The Mythos of Female Leaders | Sarah Stook
There’s a common belief in some sections of society that women should rule the world. They say that they’d do a better job than men, that they’re smarter and more mature.
That, my friends, is what we call a fantasy. Women aren’t better rulers than men. They aren’t worse either. Here’s why:
The History of Women in the Lead
For most of history, female leaders were a rarity. Some societies were more egalitarian, whilst others would have been horrified by the idea of a woman in charge. As a general rule, women became leaders if there were no available men. We saw this with Mary I, Elizabeth I and Isabella II of Spain among others. For the royal families of the world, having sons was essential. Kings would remarry in the hopes of having a living son.
In some societies, women could not become rulers. Salic Law prescribes that only a man can be King and that all Kings come from the patrilineal line. France subscribed to this rule and thus never had any queens regnant. Some daughters married cousins and other relations in order to become Queen consort.
More recently, women have had equal succession rights to men. This isn’t always the case- the monarchs of Bahrain, Brunei, Cambodia (since 1993), Japan, Kuwait, Jordan, Liechtenstein, Morocco, Oman, Qatar, Saudi Arabia, Thailand, the UAE and the Vatican have to be men. Women are totally excluded. In the republic of Iran, women are barred from serving as President.
The first argument that dispels this myth is the women who have led or are leading.
Many of them have been fine women, some considered the greatest leaders of their countries. If we look at our own nation, we’ve produced Elizabeth I, Victoria and Elizabeth II.
That’s not the case with all of them.
The idea that women will be more peaceful and gentle than male leaders is incorrect. In a world where men dominated politics, many queens were bloodthirsty and willing to fight for their position. They’ve started wars and won them. They’ve committed assassinations and executed the innocent. Women were not exempt from the violence of the world and are certainly not above acting upon it.

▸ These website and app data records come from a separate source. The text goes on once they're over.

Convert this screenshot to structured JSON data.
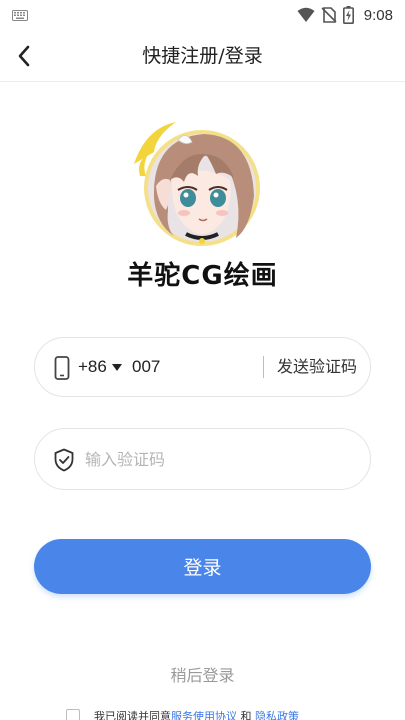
{
  "status_bar": {
    "time": "9:08",
    "icons": [
      "keyboard-icon",
      "wifi-icon",
      "no-sim-icon",
      "battery-charging-icon"
    ]
  },
  "header": {
    "title": "快捷注册/登录",
    "back_icon": "chevron-left-icon"
  },
  "app": {
    "name": "羊驼CG绘画",
    "logo": "anime-avatar-logo"
  },
  "phone": {
    "icon": "mobile-phone-icon",
    "country_code": "+86",
    "number": "007",
    "send_code_label": "发送验证码"
  },
  "code": {
    "icon": "shield-check-icon",
    "placeholder": "输入验证码",
    "value": ""
  },
  "login_button": "登录",
  "later_login": "稍后登录",
  "agreement": {
    "prefix": "我已阅读并同意",
    "terms": "服务使用协议",
    "and": "和",
    "privacy": "隐私政策"
  },
  "colors": {
    "accent": "#4a86ea",
    "link": "#3a78e6"
  }
}
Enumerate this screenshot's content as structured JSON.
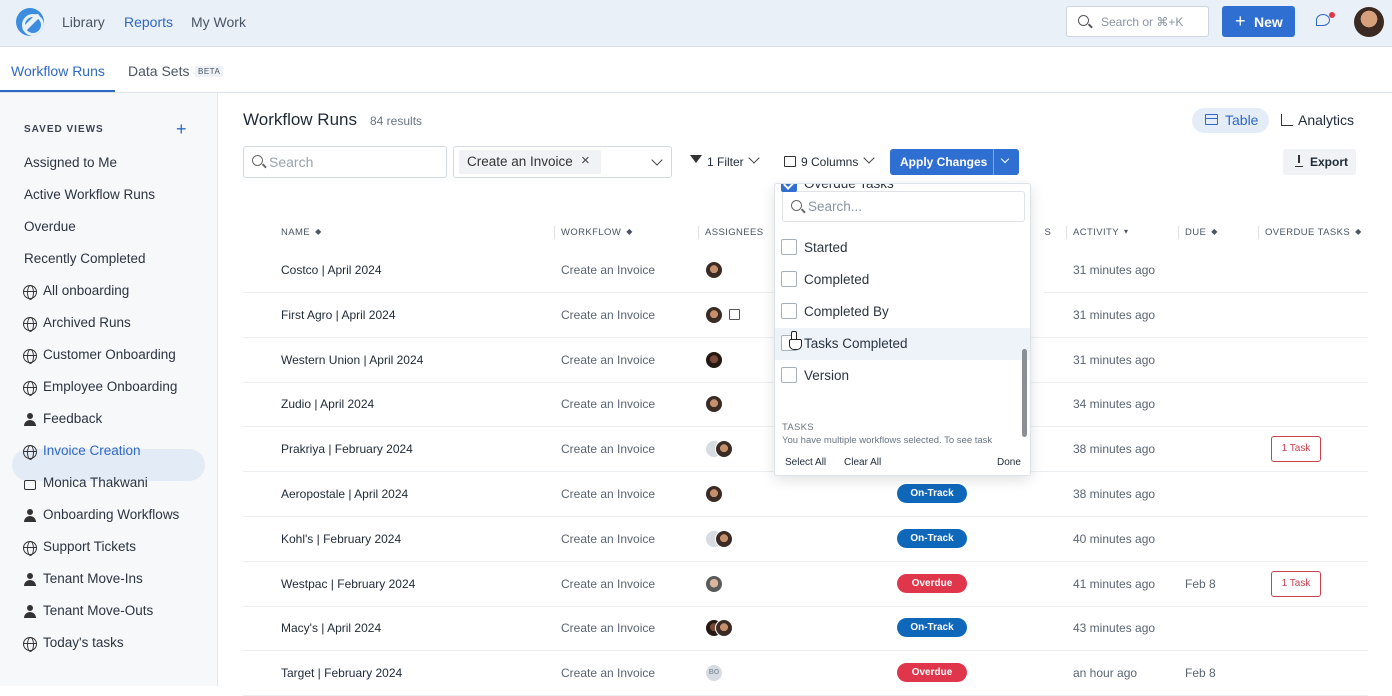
{
  "topnav": {
    "library": "Library",
    "reports": "Reports",
    "mywork": "My Work",
    "search_placeholder": "Search or ⌘+K",
    "new_label": "New"
  },
  "subtabs": {
    "workflow_runs": "Workflow Runs",
    "data_sets": "Data Sets",
    "beta": "BETA"
  },
  "sidebar": {
    "title": "SAVED VIEWS",
    "items": [
      {
        "label": "Assigned to Me",
        "icon": ""
      },
      {
        "label": "Active Workflow Runs",
        "icon": ""
      },
      {
        "label": "Overdue",
        "icon": ""
      },
      {
        "label": "Recently Completed",
        "icon": ""
      },
      {
        "label": "All onboarding",
        "icon": "globe-icon"
      },
      {
        "label": "Archived Runs",
        "icon": "globe-icon"
      },
      {
        "label": "Customer Onboarding",
        "icon": "globe-icon"
      },
      {
        "label": "Employee Onboarding",
        "icon": "globe-icon"
      },
      {
        "label": "Feedback",
        "icon": "people-icon"
      },
      {
        "label": "Invoice Creation",
        "icon": "globe-icon",
        "selected": true
      },
      {
        "label": "Monica Thakwani",
        "icon": "lock-icon"
      },
      {
        "label": "Onboarding Workflows",
        "icon": "people-icon"
      },
      {
        "label": "Support Tickets",
        "icon": "globe-icon"
      },
      {
        "label": "Tenant Move-Ins",
        "icon": "people-icon"
      },
      {
        "label": "Tenant Move-Outs",
        "icon": "people-icon"
      },
      {
        "label": "Today's tasks",
        "icon": "globe-icon"
      }
    ]
  },
  "main": {
    "title": "Workflow Runs",
    "results": "84 results",
    "view_table": "Table",
    "view_analytics": "Analytics",
    "search_placeholder": "Search",
    "workflow_chip": "Create an Invoice",
    "filter_label": "1 Filter",
    "columns_label": "9 Columns",
    "apply_label": "Apply Changes",
    "export_label": "Export"
  },
  "table": {
    "headers": {
      "name": "NAME",
      "workflow": "WORKFLOW",
      "assignees": "ASSIGNEES",
      "comments": "NTS",
      "activity": "ACTIVITY",
      "due": "DUE",
      "overdue_tasks": "OVERDUE TASKS"
    },
    "rows": [
      {
        "name": "Costco | April 2024",
        "workflow": "Create an Invoice",
        "status": "",
        "activity": "31 minutes ago",
        "due": "",
        "overdue": ""
      },
      {
        "name": "First Agro | April 2024",
        "workflow": "Create an Invoice",
        "status": "",
        "activity": "31 minutes ago",
        "due": "",
        "overdue": ""
      },
      {
        "name": "Western Union | April 2024",
        "workflow": "Create an Invoice",
        "status": "",
        "activity": "31 minutes ago",
        "due": "",
        "overdue": ""
      },
      {
        "name": "Zudio | April 2024",
        "workflow": "Create an Invoice",
        "status": "",
        "activity": "34 minutes ago",
        "due": "",
        "overdue": ""
      },
      {
        "name": "Prakriya | February 2024",
        "workflow": "Create an Invoice",
        "status": "",
        "activity": "38 minutes ago",
        "due": "",
        "overdue": "1 Task"
      },
      {
        "name": "Aeropostale | April 2024",
        "workflow": "Create an Invoice",
        "status": "On-Track",
        "activity": "38 minutes ago",
        "due": "",
        "overdue": ""
      },
      {
        "name": "Kohl's | February 2024",
        "workflow": "Create an Invoice",
        "status": "On-Track",
        "activity": "40 minutes ago",
        "due": "",
        "overdue": ""
      },
      {
        "name": "Westpac | February 2024",
        "workflow": "Create an Invoice",
        "status": "Overdue",
        "activity": "41 minutes ago",
        "due": "Feb 8",
        "overdue": "1 Task"
      },
      {
        "name": "Macy's | April 2024",
        "workflow": "Create an Invoice",
        "status": "On-Track",
        "activity": "43 minutes ago",
        "due": "",
        "overdue": ""
      },
      {
        "name": "Target | February 2024",
        "workflow": "Create an Invoice",
        "status": "Overdue",
        "activity": "an hour ago",
        "due": "Feb 8",
        "overdue": ""
      }
    ],
    "avatar_initials": "BO"
  },
  "columns_dropdown": {
    "search_placeholder": "Search...",
    "options": [
      {
        "label": "Overdue Tasks",
        "checked": true
      },
      {
        "label": "Started",
        "checked": false
      },
      {
        "label": "Completed",
        "checked": false
      },
      {
        "label": "Completed By",
        "checked": false
      },
      {
        "label": "Tasks Completed",
        "checked": false
      },
      {
        "label": "Version",
        "checked": false
      }
    ],
    "section": "TASKS",
    "note": "You have multiple workflows selected. To see task",
    "select_all": "Select All",
    "clear_all": "Clear All",
    "done": "Done"
  }
}
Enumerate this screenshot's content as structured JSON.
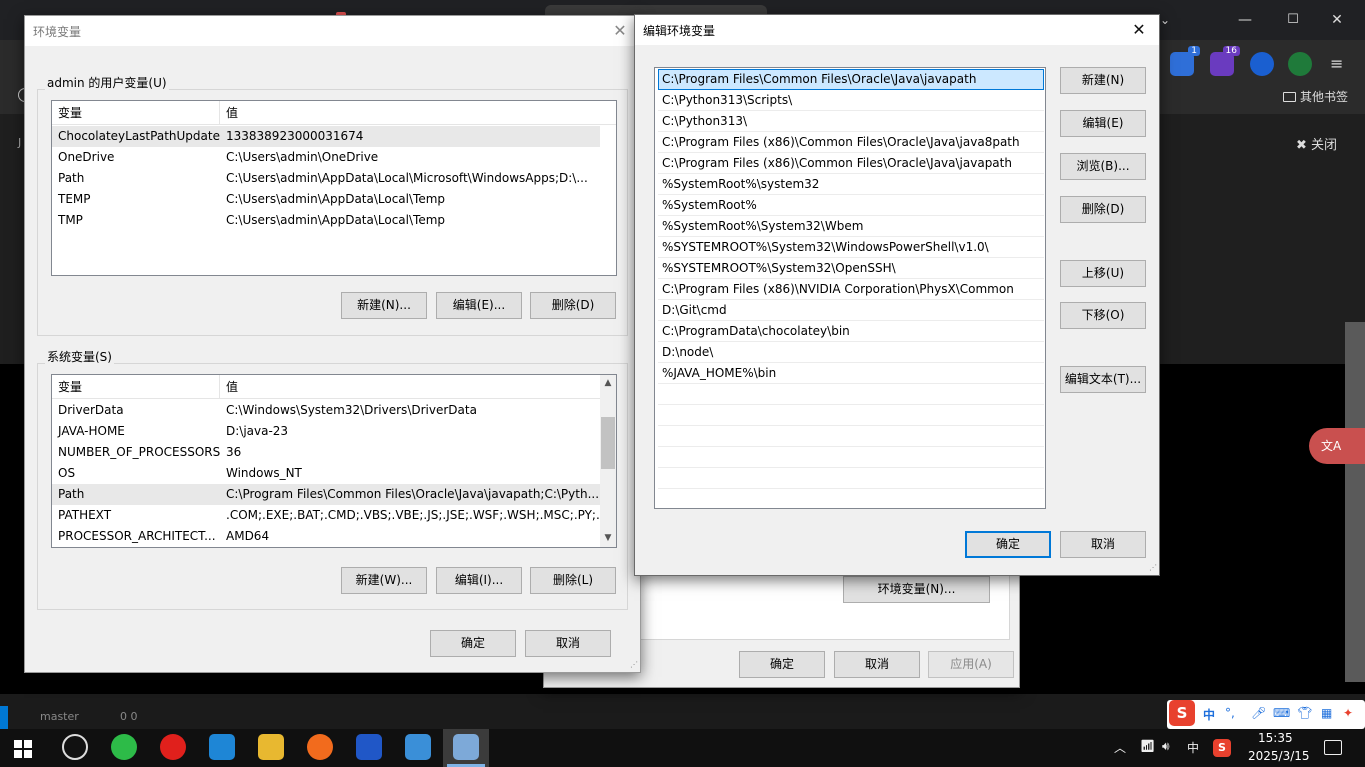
{
  "browser": {
    "bookmarks_label": "其他书签",
    "close_label": "关闭",
    "side_letter": "J",
    "badges": [
      "1",
      "16"
    ],
    "translate_label": "文A",
    "status_bar": [
      "master",
      "0  0"
    ]
  },
  "env_dialog": {
    "title": "环境变量",
    "user_group_label": "admin 的用户变量(U)",
    "header_var": "变量",
    "header_val": "值",
    "user_vars": [
      {
        "name": "ChocolateyLastPathUpdate",
        "value": "133838923000031674"
      },
      {
        "name": "OneDrive",
        "value": "C:\\Users\\admin\\OneDrive"
      },
      {
        "name": "Path",
        "value": "C:\\Users\\admin\\AppData\\Local\\Microsoft\\WindowsApps;D:\\..."
      },
      {
        "name": "TEMP",
        "value": "C:\\Users\\admin\\AppData\\Local\\Temp"
      },
      {
        "name": "TMP",
        "value": "C:\\Users\\admin\\AppData\\Local\\Temp"
      }
    ],
    "user_buttons": {
      "new": "新建(N)...",
      "edit": "编辑(E)...",
      "delete": "删除(D)"
    },
    "system_group_label": "系统变量(S)",
    "system_vars": [
      {
        "name": "DriverData",
        "value": "C:\\Windows\\System32\\Drivers\\DriverData"
      },
      {
        "name": "JAVA-HOME",
        "value": "D:\\java-23"
      },
      {
        "name": "NUMBER_OF_PROCESSORS",
        "value": "36"
      },
      {
        "name": "OS",
        "value": "Windows_NT"
      },
      {
        "name": "Path",
        "value": "C:\\Program Files\\Common Files\\Oracle\\Java\\javapath;C:\\Pyth..."
      },
      {
        "name": "PATHEXT",
        "value": ".COM;.EXE;.BAT;.CMD;.VBS;.VBE;.JS;.JSE;.WSF;.WSH;.MSC;.PY;.P..."
      },
      {
        "name": "PROCESSOR_ARCHITECT...",
        "value": "AMD64"
      }
    ],
    "system_buttons": {
      "new": "新建(W)...",
      "edit": "编辑(I)...",
      "delete": "删除(L)"
    },
    "ok": "确定",
    "cancel": "取消"
  },
  "sysprop_dialog": {
    "env_button": "环境变量(N)...",
    "ok": "确定",
    "cancel": "取消",
    "apply": "应用(A)"
  },
  "edit_dialog": {
    "title": "编辑环境变量",
    "paths": [
      "C:\\Program Files\\Common Files\\Oracle\\Java\\javapath",
      "C:\\Python313\\Scripts\\",
      "C:\\Python313\\",
      "C:\\Program Files (x86)\\Common Files\\Oracle\\Java\\java8path",
      "C:\\Program Files (x86)\\Common Files\\Oracle\\Java\\javapath",
      "%SystemRoot%\\system32",
      "%SystemRoot%",
      "%SystemRoot%\\System32\\Wbem",
      "%SYSTEMROOT%\\System32\\WindowsPowerShell\\v1.0\\",
      "%SYSTEMROOT%\\System32\\OpenSSH\\",
      "C:\\Program Files (x86)\\NVIDIA Corporation\\PhysX\\Common",
      "D:\\Git\\cmd",
      "C:\\ProgramData\\chocolatey\\bin",
      "D:\\node\\",
      "%JAVA_HOME%\\bin"
    ],
    "buttons": {
      "new": "新建(N)",
      "edit": "编辑(E)",
      "browse": "浏览(B)...",
      "delete": "删除(D)",
      "move_up": "上移(U)",
      "move_down": "下移(O)",
      "edit_text": "编辑文本(T)..."
    },
    "ok": "确定",
    "cancel": "取消"
  },
  "taskbar": {
    "apps": [
      "qq-icon",
      "wechat-icon",
      "iqiyi-icon",
      "vscode-icon",
      "file-explorer-icon",
      "firefox-icon",
      "pycharm-icon",
      "control-panel-icon",
      "system-properties-icon"
    ],
    "time": "15:35",
    "date": "2025/3/15",
    "ime_label": "中",
    "ime_bar_label": "中"
  },
  "colors": {
    "selection": "#cce8ff",
    "selection_strong": "#0078d7",
    "accent": "#0078d4"
  }
}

- Nzinga of Ndongo and Matamba traded slaves
- Mary I killed many Protestants
- Elizabeth I killed many Catholics
- Mary II overthrew her father
- Isabella of Castile established the Spanish Inquisition and exiled the Jews
- Catherine the Great invaded other nations
- Ranavalona I of Madagascar was extremely cruel with torture and had Christians brutally executed
- Empress Wu Zetian killed her mother, other consorts and grandchildren
- Olga of Kiev set a whole city alight
Some of these women are considered to be great leaders. Elizabeth I and Catherine the Great are revered to this day. Isabella of Castile helped unite Spain and turn it into a powerhouse. Olga of Kiev is a saint.
This type of violence was far from uncommon in olden times. Sure, it’s not as popular today, but it also shows that women aren’t exactly peaceful and fair.
Being a female leader in the past century also doesn’t mean greatness.
Park Geun-hye of South Korea and Dilma Rousseff of Brazil were both impeached on charges of corruption and financial irregularity. Cristina Fernández de Kirchner of Argentina has a very sketchy legal record. India’s Indira Gandhi proclaimed a long state of emergency that suspended civil liberties and allowed atrocities to be committed.
The Cult of Female Idealisation
Fundamentally, there’s a cult of idealising women as a whole. By declaring women to be automatically better suited for higher office, we’re pigeonholing them into a state of utter perfection. Women become virtuous and perfect and amazing in a similar vein to the Madonna-Whore complex. We’re an imperfect group. It’s infantilizing women somewhat. We’ve become unchallenged and unquestionable.
It’s doubtless that many who think women should rule would be the first to castigate Margaret Thatcher or Theresa May. It doesn’t matter to them that they’re trailblazers or even female leaders. They’re the wrong type of women. That’s fine, you don’t have to like them, but criticise them on ideology instead of being the wrong type of women. So many American women would be angry if the first female President was a Republican.
Look at the so-called ‘KHive.’ This online group are devoted fans of Vice President Kamala Harris. They’re always waiting to defend the Vice President and attack anyone who is negative about her, even if it’s a valid argument. Is the group so protective of her because she’s a woman in power? It’s certainly true. They cry racism and sexism at every turn. Sure, there are people who criticise Harris on racial and sex grounds, but it’s not the vast majority.
Women aren’t purer and kinder and wiser than men. Sure, I often think men are stupid and immature, but it doesn’t mean I think women are any better. We’re not some idealised version built up by hardcore feminists. One campaign stated that we need to ‘vote like women.’ What happens when a woman voted for something you don’t like?
Listen to women for a start. We’re not objects of your fascination or adoration. Yes, it’s going to be a long time before women become leaders as frequently as men. There are still countries where women cannot be leaders. I think we should push for that change to level the playing field. Don’t put us on a pedestal – let us fight our own way.